Google buying Fitbit
Well, folks, the rumors were true -- Google will be buying Fitbit. The search giant will be spending more than $2 billion on the acquisition -- a substantial amount of money even for a company as big as Google. The deal should be finalized next year. The question, of course, is why does Google want to buy Fitbit? I mean, look, Fitbit wearables are cool, but they are very basic. For some, the simplicity is a benefit, as more full-featured smartwatches can be too complicated to use. With that said, Google can easily create a basic wearable on its own -- it does not need Fitbit designers for that.
This is purely speculation, but I am guessing Google wanted to keep Fitbit from being acquired by one of its own competitors, such as Microsoft or Apple. There is value in Fitbit's name too, so I can foresee Wear OS devices being touted as "powered by Fitbit" when it comes to the fitness aspect of Google's watch-based OS. There are likely patents owned by Fitbit that Google is happy to add to its portfolio too.
"Today, we’re announcing that Google has entered into a definitive agreement to acquire Fitbit, a leading wearables brand. We believe technology is at its best when it can fade into the background, assisting you throughout your day whenever you need it. Wearable devices, like smartwatches and fitness trackers, do just that—you can easily see where your next meeting is with just a glance of an eye or monitor your daily activity right from your wrist," says Rick Osterloh, Devices and Services SVP, Google.

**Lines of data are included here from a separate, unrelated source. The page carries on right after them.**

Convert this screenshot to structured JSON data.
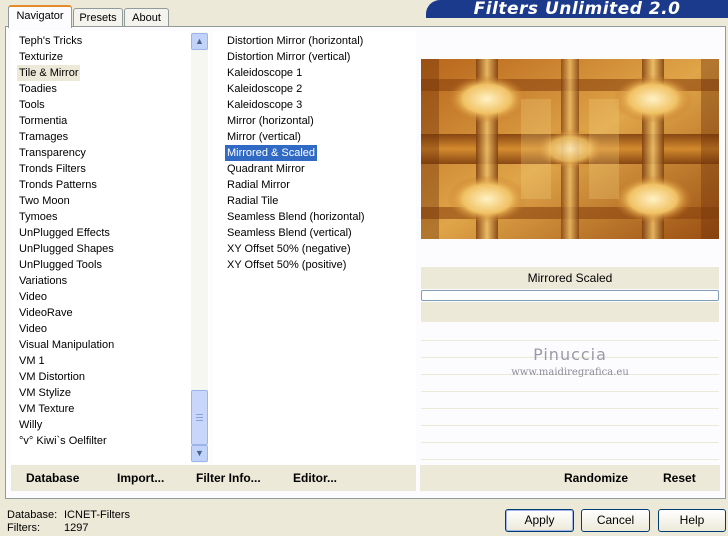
{
  "banner_title": "Filters Unlimited 2.0",
  "tabs": [
    {
      "label": "Navigator",
      "active": true
    },
    {
      "label": "Presets",
      "active": false
    },
    {
      "label": "About",
      "active": false
    }
  ],
  "categories": [
    {
      "label": "Teph's Tricks"
    },
    {
      "label": "Texturize"
    },
    {
      "label": "Tile & Mirror",
      "selected": true
    },
    {
      "label": "Toadies"
    },
    {
      "label": "Tools"
    },
    {
      "label": "Tormentia"
    },
    {
      "label": "Tramages"
    },
    {
      "label": "Transparency"
    },
    {
      "label": "Tronds Filters"
    },
    {
      "label": "Tronds Patterns"
    },
    {
      "label": "Two Moon"
    },
    {
      "label": "Tymoes"
    },
    {
      "label": "UnPlugged Effects"
    },
    {
      "label": "UnPlugged Shapes"
    },
    {
      "label": "UnPlugged Tools"
    },
    {
      "label": "Variations"
    },
    {
      "label": "Video"
    },
    {
      "label": "VideoRave"
    },
    {
      "label": "Video"
    },
    {
      "label": "Visual Manipulation"
    },
    {
      "label": "VM 1"
    },
    {
      "label": "VM Distortion"
    },
    {
      "label": "VM Stylize"
    },
    {
      "label": "VM Texture"
    },
    {
      "label": "Willy"
    },
    {
      "label": "°v° Kiwi`s Oelfilter"
    }
  ],
  "filters": [
    {
      "label": "Distortion Mirror (horizontal)"
    },
    {
      "label": "Distortion Mirror (vertical)"
    },
    {
      "label": "Kaleidoscope 1"
    },
    {
      "label": "Kaleidoscope 2"
    },
    {
      "label": "Kaleidoscope 3"
    },
    {
      "label": "Mirror (horizontal)"
    },
    {
      "label": "Mirror (vertical)"
    },
    {
      "label": "Mirrored & Scaled",
      "selected": true
    },
    {
      "label": "Quadrant Mirror"
    },
    {
      "label": "Radial Mirror"
    },
    {
      "label": "Radial Tile"
    },
    {
      "label": "Seamless Blend (horizontal)"
    },
    {
      "label": "Seamless Blend (vertical)"
    },
    {
      "label": "XY Offset 50% (negative)"
    },
    {
      "label": "XY Offset 50% (positive)"
    }
  ],
  "selected_filter_name": "Mirrored  Scaled",
  "watermark": {
    "line1": "Pinuccia",
    "line2": "www.maidiregrafica.eu"
  },
  "bottom_links": {
    "database": "Database",
    "import": "Import...",
    "filter_info": "Filter Info...",
    "editor": "Editor...",
    "randomize": "Randomize",
    "reset": "Reset"
  },
  "status": {
    "database_label": "Database:",
    "database_value": "ICNET-Filters",
    "filters_label": "Filters:",
    "filters_value": "1297"
  },
  "buttons": {
    "apply": "Apply",
    "cancel": "Cancel",
    "help": "Help"
  },
  "colors": {
    "banner": "#1b3a8c",
    "selection": "#316ac5",
    "tab_accent": "#e68b2c"
  }
}
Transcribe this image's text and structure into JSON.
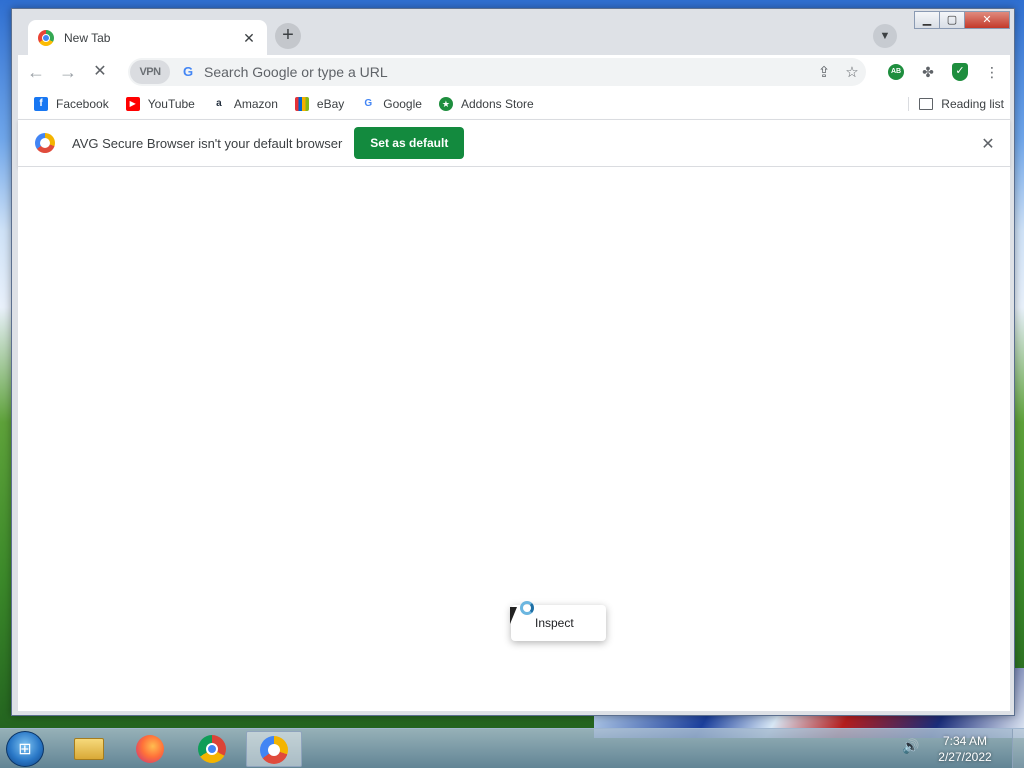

Osterloh further explains, "When you use our products, you’re trusting Google with your information. We understand this is a big responsibility and we work hard to protect your information, put you in control and give you transparency about your data. Similar to our other products, with wearables, we will be transparent about the data we collect and why. We will never sell personal information to anyone. Fitbit health and wellness data will not be used for Google ads. And we will give Fitbit users the choice to review, move, or delete their data."
From a privacy perspective, Google is saying all the right things, trying to quell the fears of current Fitbit owners. It is reminiscent of when the search giant bought Nest -- people were worried their thermostats would be spying on them. Like Nest owners, Fitbit users have nothing to fear. If anything, Google's acquisition will allow Fitbit to live on longer than it would have -- the company was probably on borrowed time anyway.
James Park, co-founder and CEO of Fitbit provides the following statement about the planned sale.
More than 12 years ago, we set an audacious company vision -- to make everyone in the world healthier. Today, I’m incredibly proud of what we’ve achieved towards reaching that goal. We have built a trusted brand that supports more than 28 million active users around the globe who rely on our products to live a healthier, more active life. Google is an ideal partner to advance our mission. With Google’s resources and global platform, Fitbit will be able to accelerate innovation in the wearables category, scale faster, and make health even more accessible to everyone. I could not be more excited for what lies ahead.
While everything sounds great for Fitbit employees, history tells us that we can expect layoffs -- there is sure to be redundancy in responsibilities among existing Google employees and the Fitbit staff being added to the mix. Ultimately, it is consumers that will be the big winners here, as this acquisition should hopefully lead to more innovative wearables in the future. As of right now, both Wear OS and Fitbit devices are lagging behind Apple Watch in overall quality and usefulness.